Last night a thought struck me as I walked past The Shard on my way home.
Parked outside the Shangri-La Hotel – where suites cost £10,000 a night – were a posse of Bentleys – which cost in excess of £150,000 – and other such beamers which stood proudly in a huddle while their respective drivers waited patiently for their passengers.
Such shows of exuberant fortune no longer constitute wealth in this day an age – this is mega money, and it can be characterised quite easily. Those with mega money are in a position of unlimited funds. They can take their pick of all worldly possessions in the comfort and knowledge that it will barely dint their financial reserves, and have, as many people suspected, more money than they can spend.
Economically speaking, that is a really bad thing. You see, once you have a Bentley in the garage, perhaps a few sports cars and a pimped up SUV you no longer have the need to buy more cars. Sure, avid car fanatics may have a garage full of such motors, but even they have a finite need to buy the vehicles that keep people employed on manufacturing lines.
And once they have spent a night in the best suite at the Shangri-La they no longer have a need to sleep again, so their financial resources – which is rendered effectively unlimited in its scope as a result – sits dormant, and despite their best efforts to spend it there is a growing mountain of money that is effectively invisible to the economy.
According to new research this is becoming an increasingly prevalent thing. Both people and companies with mega wealth now officially have too much money to spend in the US and, I suspect, elsewhere, resulting in business cash holdings and personal reserves in excess of $5 trillion in unused capital.
As ICI chief economist Sean Collins points out, “there are only 2 things that money can do — sit on a balance sheet unused, where it’s just earned income earning an interest rate of zero. Or it makes sense to release it to share buybacks or dividends.” But in 2018 companies made a record $1.1 trillion in stock buybacks and they still had record cash holdings of close to $3 trillion.
Wealthy households and individuals, on the other hand, can pour money into asset managers, betting on companies that lose $1 billion a year. But even that hasn’t been enough to account for all the new money. The top 1 per cent of US households are holding a record $303.9 billion of cash, a quantum leap from the under $15 billion they held just before the financial crisis.
Effectively, the system at the top appears to be broken.

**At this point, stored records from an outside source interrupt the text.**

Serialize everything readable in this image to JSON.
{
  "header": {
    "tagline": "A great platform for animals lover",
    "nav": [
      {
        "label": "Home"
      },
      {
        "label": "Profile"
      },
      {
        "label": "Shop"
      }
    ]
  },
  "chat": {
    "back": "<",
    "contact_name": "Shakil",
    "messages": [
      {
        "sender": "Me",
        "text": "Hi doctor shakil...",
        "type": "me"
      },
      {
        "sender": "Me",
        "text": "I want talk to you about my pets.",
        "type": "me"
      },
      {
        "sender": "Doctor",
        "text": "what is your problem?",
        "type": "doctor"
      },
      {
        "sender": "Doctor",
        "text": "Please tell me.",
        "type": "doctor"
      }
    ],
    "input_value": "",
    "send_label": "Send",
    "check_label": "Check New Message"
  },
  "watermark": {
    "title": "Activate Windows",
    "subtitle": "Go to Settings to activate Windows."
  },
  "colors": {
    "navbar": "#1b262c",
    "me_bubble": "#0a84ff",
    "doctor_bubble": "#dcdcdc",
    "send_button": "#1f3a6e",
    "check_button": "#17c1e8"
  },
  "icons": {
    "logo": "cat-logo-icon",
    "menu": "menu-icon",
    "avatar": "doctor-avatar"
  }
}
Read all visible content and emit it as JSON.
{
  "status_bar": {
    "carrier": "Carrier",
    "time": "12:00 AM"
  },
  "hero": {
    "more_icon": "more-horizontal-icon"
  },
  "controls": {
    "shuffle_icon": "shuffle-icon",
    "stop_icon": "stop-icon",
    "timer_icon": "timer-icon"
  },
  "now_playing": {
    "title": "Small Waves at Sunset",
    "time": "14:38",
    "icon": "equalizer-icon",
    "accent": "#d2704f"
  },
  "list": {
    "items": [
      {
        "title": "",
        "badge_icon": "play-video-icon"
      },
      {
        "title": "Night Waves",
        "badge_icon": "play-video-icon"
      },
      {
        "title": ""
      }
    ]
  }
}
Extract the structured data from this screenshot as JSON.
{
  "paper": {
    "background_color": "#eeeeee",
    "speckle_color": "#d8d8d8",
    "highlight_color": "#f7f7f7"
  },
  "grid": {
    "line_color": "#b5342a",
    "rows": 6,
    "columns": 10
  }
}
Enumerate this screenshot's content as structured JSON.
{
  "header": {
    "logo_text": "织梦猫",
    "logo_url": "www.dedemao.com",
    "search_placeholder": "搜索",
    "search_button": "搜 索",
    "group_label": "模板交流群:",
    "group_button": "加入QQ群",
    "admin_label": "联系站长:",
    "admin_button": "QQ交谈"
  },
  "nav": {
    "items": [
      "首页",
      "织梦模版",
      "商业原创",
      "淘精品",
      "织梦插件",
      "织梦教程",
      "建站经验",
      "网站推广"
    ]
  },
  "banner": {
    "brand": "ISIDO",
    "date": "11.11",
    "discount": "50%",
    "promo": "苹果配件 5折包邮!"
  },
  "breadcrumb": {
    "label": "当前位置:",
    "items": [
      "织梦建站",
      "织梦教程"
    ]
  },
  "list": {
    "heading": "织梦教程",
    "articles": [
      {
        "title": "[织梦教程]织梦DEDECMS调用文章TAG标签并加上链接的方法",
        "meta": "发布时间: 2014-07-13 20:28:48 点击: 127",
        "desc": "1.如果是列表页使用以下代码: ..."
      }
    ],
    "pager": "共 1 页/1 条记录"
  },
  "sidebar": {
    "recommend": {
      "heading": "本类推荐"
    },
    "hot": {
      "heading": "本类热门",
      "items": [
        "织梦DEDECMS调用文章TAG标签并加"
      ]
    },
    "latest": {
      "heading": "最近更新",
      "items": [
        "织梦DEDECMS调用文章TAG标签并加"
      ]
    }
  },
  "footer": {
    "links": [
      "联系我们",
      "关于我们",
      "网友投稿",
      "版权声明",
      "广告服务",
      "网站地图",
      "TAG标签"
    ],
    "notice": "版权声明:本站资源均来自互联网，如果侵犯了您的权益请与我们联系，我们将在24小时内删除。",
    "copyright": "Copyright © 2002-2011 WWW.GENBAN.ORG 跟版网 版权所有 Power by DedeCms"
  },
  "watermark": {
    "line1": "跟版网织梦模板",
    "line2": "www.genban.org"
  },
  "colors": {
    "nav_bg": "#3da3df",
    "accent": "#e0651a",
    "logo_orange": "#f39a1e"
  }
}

Compared to average earners – who pay a high proportion of tax to fund schools, the health service and other government project as well as reinvesting a high proportion of what they earn back into the economy – the top 1 per cent instead keep reserves in corporate accounts earning little to no return.
An economy only works when there is money circulating around it. But those with the most money have paradoxically become those who shield the most away, despite their best efforts to spend it.